This was one of the coolest schematic plays we saw this weekend. The Dolphins faced a 3rd and 7 from the Lions 19-yard line with just under 6 minutes left in the first half. Miami was down 10-0 and desperately needed to get some points on the board.

The Dolphins went with an empty formation (no players in the backfield). Pre-snap, the Lions appeared to be bringing “0 blitz”. This meant the 6 defenders near the ball were going to blitz, and the five defenders remaining would be playing man coverage against the Dolphins’ 5 receivers.

Screen Shot Courtesy of NFL.com

Screen Shot Courtesy of NFL.com Gamepass

The slot receiver to Tannehill’s right would be running an out route. Because Tannehill figured it was man-blitz and a quick throw was needed, he felt most comfortable with an out route against the softest defender – that’s safety James Ihedigbo – and as you can see, he’s playing about 10 yards off his receiver.

Screen Shot Courtesy of NFL.com

Screen Shot Courtesy of NFL.com Gamepass

From the end zone angle, you can see that the Lions have two linebackers aligned to either side of the center in the A-gaps. They are showing what is called “double A-gap pressure.” The center is pointing at LB #59 Tahir Whitehead before the snap. This meant he was identifying Whitehead as the “Mike” linebacker.

Screen Shot Courtesy of NFL.com

Screen Shot Courtesy of NFL.com Gamepass

There were 6 possible rushers. The Dolphins only had 5 blockers. Because LB #59 Tahir Whitehead was identified as the Mike, the Dolphins slid to his side (their left). The Dolphins had to protect the middle at all costs. They were willing to allow a free rusher off the edge because it would take more time for him to get to Tannehill than it would for any inside penetration. As a result, the Dolphins’ 5 blockers would match up to these 5 potential rushers (noted in the box below):

Screen Shot Courtesy of NFL.com

Screen Shot Courtesy of NFL.com Gamepass

This meant the defensive end on the left side of the screen would be left unblocked. This is what double A-gap pressure can do to an offense’s protection schemes.

However, at the snap, both linebackers dropped out. It wasn’t man coverage – it was zone. The Lions ended up only rushing four, yet they still got a free rusher to the quarterback.

Screen Shot Courtesy of NFL.com

Screen Shot Courtesy of NFL.com Gamepass

Going back to the sideline view, you can see that the free rusher forced Tannehill to get rid of the ball quickly, before he could realize it was zone coverage. The pressure also didn’t allow him to step into his throw. The ball hung a bit as a result.

Screen Shot Courtesy of NFL.com

Screen Shot Courtesy of NFL.com Gamepass

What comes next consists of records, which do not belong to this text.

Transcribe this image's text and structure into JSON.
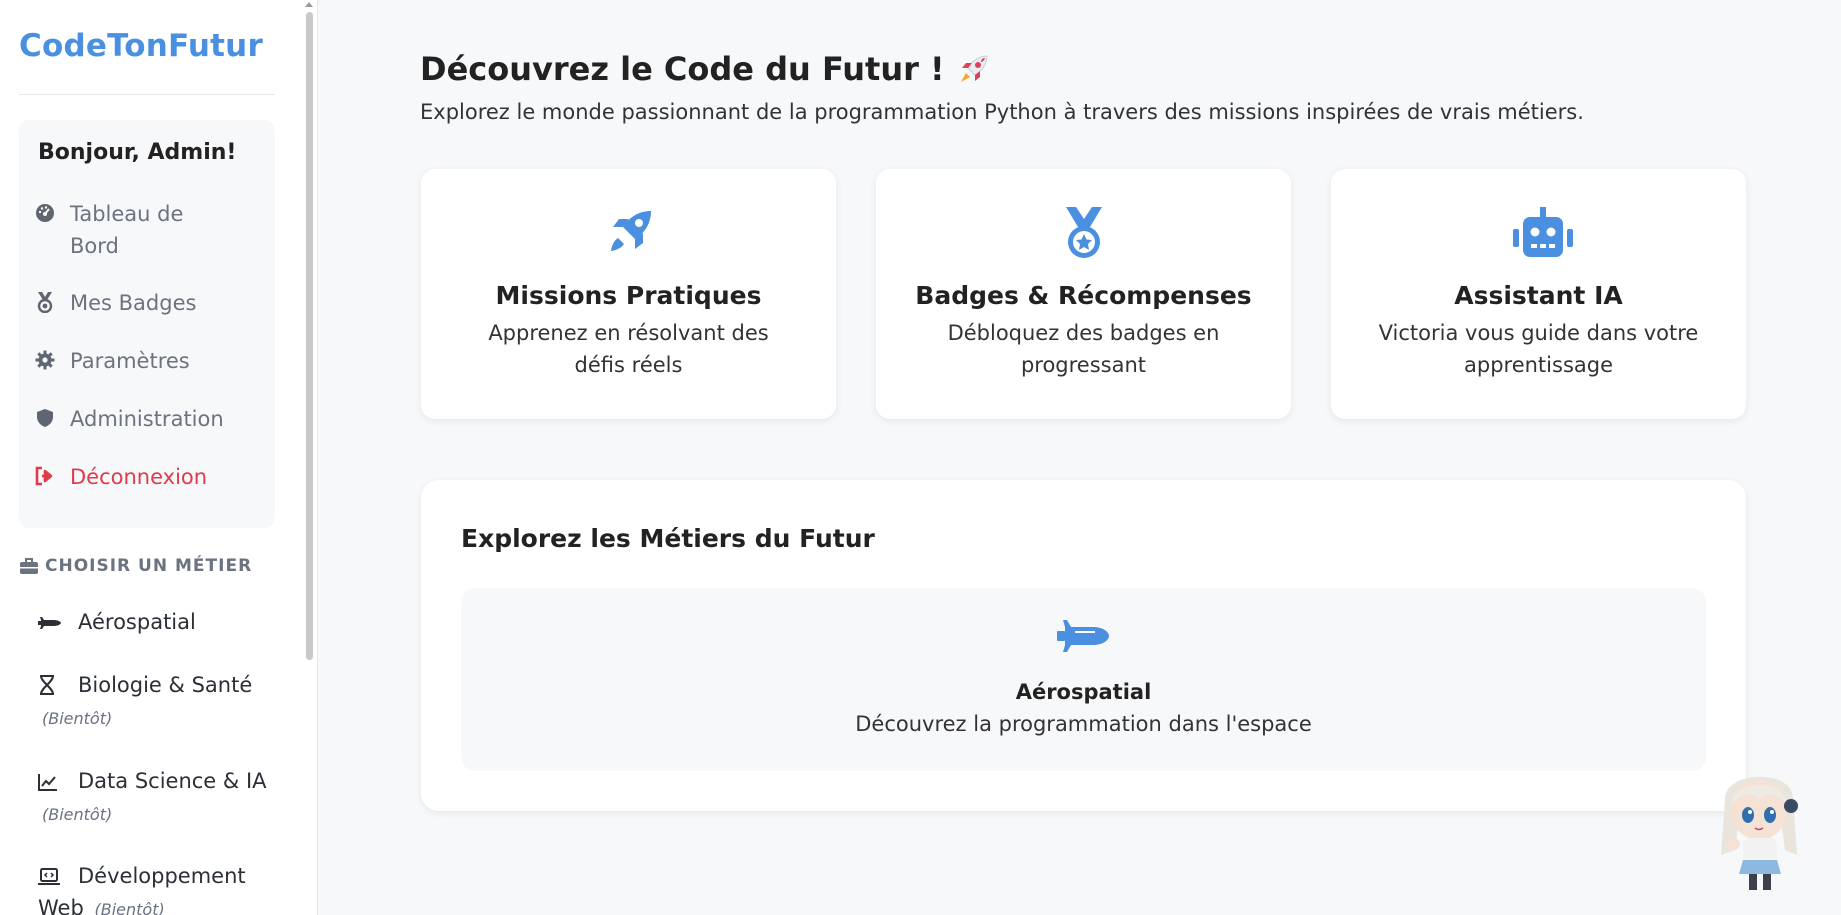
{
  "sidebar": {
    "brand": "CodeTonFutur",
    "greeting": "Bonjour, Admin!",
    "nav": [
      {
        "label": "Tableau de Bord",
        "icon": "gauge-icon"
      },
      {
        "label": "Mes Badges",
        "icon": "medal-icon"
      },
      {
        "label": "Paramètres",
        "icon": "gear-icon"
      },
      {
        "label": "Administration",
        "icon": "shield-icon"
      },
      {
        "label": "Déconnexion",
        "icon": "logout-icon"
      }
    ],
    "section_title": "CHOISIR UN MÉTIER",
    "jobs": [
      {
        "label": "Aérospatial",
        "soon": "",
        "icon": "shuttle-icon"
      },
      {
        "label": "Biologie & Santé",
        "soon": "(Bientôt)",
        "icon": "dna-icon"
      },
      {
        "label": "Data Science & IA",
        "soon": "(Bientôt)",
        "icon": "chart-line-icon"
      },
      {
        "label": "Développement Web",
        "soon": "(Bientôt)",
        "icon": "laptop-code-icon"
      }
    ]
  },
  "main": {
    "title": "Découvrez le Code du Futur !",
    "subtitle": "Explorez le monde passionnant de la programmation Python à travers des missions inspirées de vrais métiers.",
    "features": [
      {
        "title": "Missions Pratiques",
        "desc": "Apprenez en résolvant des défis réels",
        "icon": "rocket-icon"
      },
      {
        "title": "Badges & Récompenses",
        "desc": "Débloquez des badges en progressant",
        "icon": "medal-icon"
      },
      {
        "title": "Assistant IA",
        "desc": "Victoria vous guide dans votre apprentissage",
        "icon": "robot-icon"
      }
    ],
    "jobs_section": {
      "title": "Explorez les Métiers du Futur",
      "card": {
        "title": "Aérospatial",
        "desc": "Découvrez la programmation dans l'espace",
        "icon": "shuttle-icon"
      }
    }
  },
  "colors": {
    "accent": "#4a8fe0",
    "danger": "#e03b4b",
    "background": "#f7f8fa"
  }
}
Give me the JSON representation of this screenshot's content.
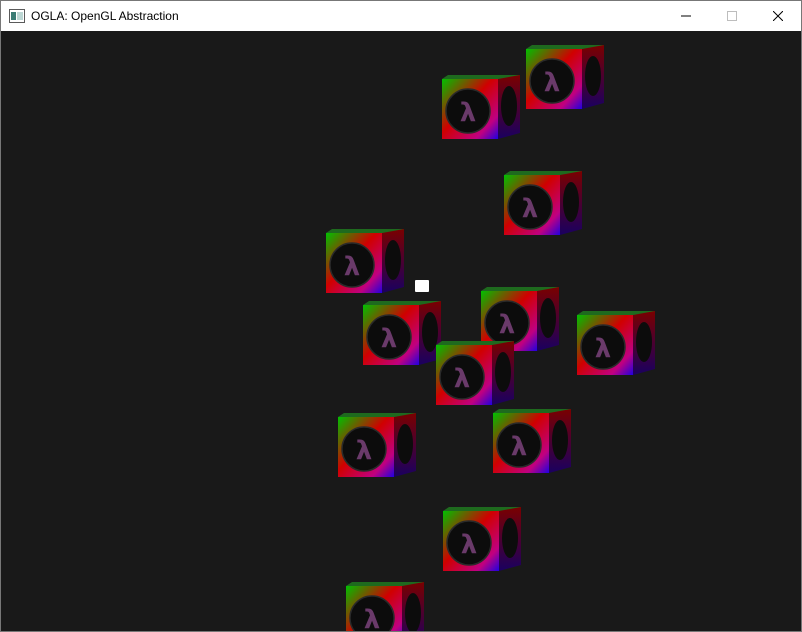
{
  "window": {
    "title": "OGLA: OpenGL Abstraction",
    "icon": "app-window-icon",
    "controls": {
      "minimize_icon": "minimize-icon",
      "maximize_icon": "maximize-icon",
      "close_icon": "close-icon"
    }
  },
  "scene": {
    "background": "#191919",
    "cube_count": 12,
    "cube_logo_glyph": "λ",
    "cube_colors": [
      "#00c000",
      "#d00000",
      "#2000e0",
      "#c00080"
    ]
  }
}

Ihedigbo, who did not move and was sitting on the route because that’s where he was supposed to be in his zone coverage responsibility, stepped in front of the receiver for an easy interception.

Screen Shot Courtesy of NFL.com

Screen Shot Courtesy of NFL.com Gamepass

This is one example of how teams can use disguise to confuse the quarterback, disrupt protection schemes, and manufacture pressure on the quarterback without sacrificing defenders in coverage.

This entry was posted in AFC East, Detroit Lions, Miami Dolphins, NFC North and tagged , , . Bookmark the permalink.

Leave a Reply

Fill in your details below or click an icon to log in:

WordPress.com Logo

You are commenting using your WordPress.com account. Log Out / Change )

Twitter picture

You are commenting using your Twitter account. Log Out / Change )

Facebook photo

You are commenting using your Facebook account. Log Out / Change )

Google+ photo

You are commenting using your Google+ account. Log Out / Change )

Connecting to %s